Just before noon the Mayor of Barcelona Ada Colau visited the Plaça Catalunya with her retinue. She is a very popular figure who comes from civil society in a country where many citizens don’t feel properly represented by traditional politicians. Many people followed her carrying roses, a symbol of Barcelona, while they made their way into the square.

Shortly after, around 100,000 people packed Plaça Catalunya and its adjacent streets for a minute of silence begins for the victims. Only the flapping of pigeon’s wings overhead can be heard. And then an applause and a loud chant break the silence: “I am not afraid! I am not afraid!”, sang the people in Catalan.

Along with Colau in the centre of the square there was Carles Puigdemont, the head of the Catalan regional government and leader of the independence movement that has called for a referendum on 1 October, and along side them, King Felipe as the head of State, and Mariano Rajoy, the Prime Minister of Spain and a bitter political rival of Puigdemont. Seeing them standing together presents an image that until yesterday afternoon would’ve seemed impossible.

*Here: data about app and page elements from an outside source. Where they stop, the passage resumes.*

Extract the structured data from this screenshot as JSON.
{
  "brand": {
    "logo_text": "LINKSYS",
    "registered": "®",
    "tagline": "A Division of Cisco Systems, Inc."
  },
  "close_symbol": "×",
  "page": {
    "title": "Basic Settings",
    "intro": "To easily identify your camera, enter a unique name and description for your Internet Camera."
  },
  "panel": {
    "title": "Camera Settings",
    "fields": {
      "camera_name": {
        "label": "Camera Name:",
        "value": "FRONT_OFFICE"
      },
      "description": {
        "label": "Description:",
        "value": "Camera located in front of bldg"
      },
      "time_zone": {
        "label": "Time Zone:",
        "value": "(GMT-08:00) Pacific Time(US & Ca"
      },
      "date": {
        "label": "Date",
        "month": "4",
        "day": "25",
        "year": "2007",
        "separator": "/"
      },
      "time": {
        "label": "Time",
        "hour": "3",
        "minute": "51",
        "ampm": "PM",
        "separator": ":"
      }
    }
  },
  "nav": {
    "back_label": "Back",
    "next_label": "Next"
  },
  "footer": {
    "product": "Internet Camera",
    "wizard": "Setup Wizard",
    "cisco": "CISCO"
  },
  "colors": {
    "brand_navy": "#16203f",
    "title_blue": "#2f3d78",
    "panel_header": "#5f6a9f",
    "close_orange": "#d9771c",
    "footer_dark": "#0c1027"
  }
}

Very slowly people start emptying the square, where many still remain singing defiantly. “The attacks yesterday were a disgrace”, says a doorman just outside the city centre as Barcelona began returning to normality, “but we are going to carry on, what else can we do?”